Bo Xilai's star rose in part on the putative success of his similarly twisted interpretations of the law. During his tenure as mayor of Chongqing -- a city-state of 30 million people -- Bo cracked down relentlessly on some organized crime to generate local support. He tried to burnish his national political credentials with economic policies designed to reduce socioeconomic disparities and a neo-Maoist campaign that featured, among other things, schoolchildren singing Cultural Revolution-era "red" songs. Like many others jockeying for positions on the Politburo's Standing Committee -- the body, often consisting of nine members, that effectively runs the country -- he too was a "princeling." And along the way he too allowed the silencing of people like Chen. Bo's corruption drew the attention of veteran journalist Jiang Weiping and lawyer Li Zhuang; the former was sentenced in 2001 to eight years in jail for violating state secrets laws, while the latter was framed, tortured, and sentenced to 18 months in prison for defending a suspected crime syndicate boss.

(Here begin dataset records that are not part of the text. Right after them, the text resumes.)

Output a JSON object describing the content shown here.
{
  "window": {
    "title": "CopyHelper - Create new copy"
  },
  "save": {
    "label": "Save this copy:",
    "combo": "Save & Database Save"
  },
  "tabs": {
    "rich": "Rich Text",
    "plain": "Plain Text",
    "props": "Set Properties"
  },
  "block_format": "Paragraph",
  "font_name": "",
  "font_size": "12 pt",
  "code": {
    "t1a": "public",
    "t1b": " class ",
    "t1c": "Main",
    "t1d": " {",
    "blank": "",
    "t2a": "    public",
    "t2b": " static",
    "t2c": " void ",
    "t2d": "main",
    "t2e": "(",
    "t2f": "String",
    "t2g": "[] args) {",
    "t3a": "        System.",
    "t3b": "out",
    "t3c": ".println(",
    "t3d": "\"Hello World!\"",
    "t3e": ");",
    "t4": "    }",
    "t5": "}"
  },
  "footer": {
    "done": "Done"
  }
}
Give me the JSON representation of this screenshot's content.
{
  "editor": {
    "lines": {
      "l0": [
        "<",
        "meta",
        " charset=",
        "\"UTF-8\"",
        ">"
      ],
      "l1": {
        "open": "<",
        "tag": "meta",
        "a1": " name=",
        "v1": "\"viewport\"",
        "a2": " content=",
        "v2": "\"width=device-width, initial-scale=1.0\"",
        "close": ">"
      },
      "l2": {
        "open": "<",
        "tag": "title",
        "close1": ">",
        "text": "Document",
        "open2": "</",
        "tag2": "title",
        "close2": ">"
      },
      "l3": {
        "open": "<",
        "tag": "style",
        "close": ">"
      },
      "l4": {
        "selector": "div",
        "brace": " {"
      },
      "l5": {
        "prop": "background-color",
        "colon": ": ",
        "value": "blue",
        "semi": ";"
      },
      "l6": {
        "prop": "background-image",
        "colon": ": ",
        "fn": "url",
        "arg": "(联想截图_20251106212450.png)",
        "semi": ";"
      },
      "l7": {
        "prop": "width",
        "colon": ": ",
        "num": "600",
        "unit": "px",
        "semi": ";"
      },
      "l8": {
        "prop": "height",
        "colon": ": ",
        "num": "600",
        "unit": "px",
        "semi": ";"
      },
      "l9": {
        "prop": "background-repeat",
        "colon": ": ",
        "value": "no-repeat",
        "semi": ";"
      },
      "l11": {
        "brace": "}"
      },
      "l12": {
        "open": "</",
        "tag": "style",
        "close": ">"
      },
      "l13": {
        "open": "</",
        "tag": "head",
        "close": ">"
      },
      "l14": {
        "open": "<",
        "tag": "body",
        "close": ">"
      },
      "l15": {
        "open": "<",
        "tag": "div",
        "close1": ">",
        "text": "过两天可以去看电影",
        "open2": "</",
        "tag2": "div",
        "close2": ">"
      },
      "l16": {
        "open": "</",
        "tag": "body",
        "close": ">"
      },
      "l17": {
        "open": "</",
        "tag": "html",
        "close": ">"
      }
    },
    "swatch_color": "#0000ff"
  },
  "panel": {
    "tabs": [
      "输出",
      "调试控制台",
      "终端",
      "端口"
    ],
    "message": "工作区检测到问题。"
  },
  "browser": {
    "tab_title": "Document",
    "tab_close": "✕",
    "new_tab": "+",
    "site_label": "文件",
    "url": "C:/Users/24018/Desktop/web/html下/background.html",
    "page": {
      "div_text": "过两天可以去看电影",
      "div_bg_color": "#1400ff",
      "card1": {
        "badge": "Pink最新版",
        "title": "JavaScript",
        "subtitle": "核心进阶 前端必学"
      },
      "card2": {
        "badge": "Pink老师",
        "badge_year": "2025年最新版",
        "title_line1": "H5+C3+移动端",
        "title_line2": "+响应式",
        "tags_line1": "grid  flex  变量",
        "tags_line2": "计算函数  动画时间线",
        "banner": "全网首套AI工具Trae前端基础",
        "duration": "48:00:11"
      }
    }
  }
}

But when the end came for Bo -- in the form of removal from his official position following the news that his wife, Gu Kailai, may have been complicit in the murder of a foreign businessman -- the circumstances were no more bound by law and due process than that which Chen and his family have endured for years.

Upon his ouster from the party on April 10, the state news agency Xinhua announced that Bo would be investigated for "serious discipline violations." This language suggests that Bo will be subject to the party's own internal discipline system, but it remains unclear whether he will also face criminal charges. He has disappeared from view, and it is equally unclear whether his family has information regarding his whereabouts or whether he has access to a lawyer. While it's hard to generate sympathy for someone who built his career on nakedly disregarding the law, the fact remains that he too is entitled to due process.

There are a few lessons one can draw from these episodes.

One is that politics in China is extraordinarily opaque. Last month's rising political star has now vanished into the party's maw, while the fate of the long-suffering legal activist has the potential to disrupt a major diplomatic summit between the United States and China. The more important lesson may be that politics in China remain highly unpredictable. While to some it may be reassuring to see Chen relatively free and Bo detained,  neither story will play out according to agreed-upon rules or procedures, or without abuses, often directed at third parties. Until such time as laws function predictably and free of political whims, one is left with the uneasy sense that few are safe from arbitrary treatment in China.

Other governments, particularly the United States, are scrambling to make sense of and respond to these riptides in China's domestic and international politics. Some will argue that for the United States to intervene in any aspect of Chen's or Bo's cases will jeopardize the bilateral relationship.

But this framing misses a few key points: Segments of Chinese society have had enough of officialdom's abusive, predatory behavior, and they see the prospect for change in Bo's fall and in Chen's persistent activism. At the end of the day, the fate of these men may not rest in U.S. hands. But there is real merit in foreign governments demonstrating unequivocally that their concern for relations with the government are matched by their concern for growing demands inside China for justice and the rule of law.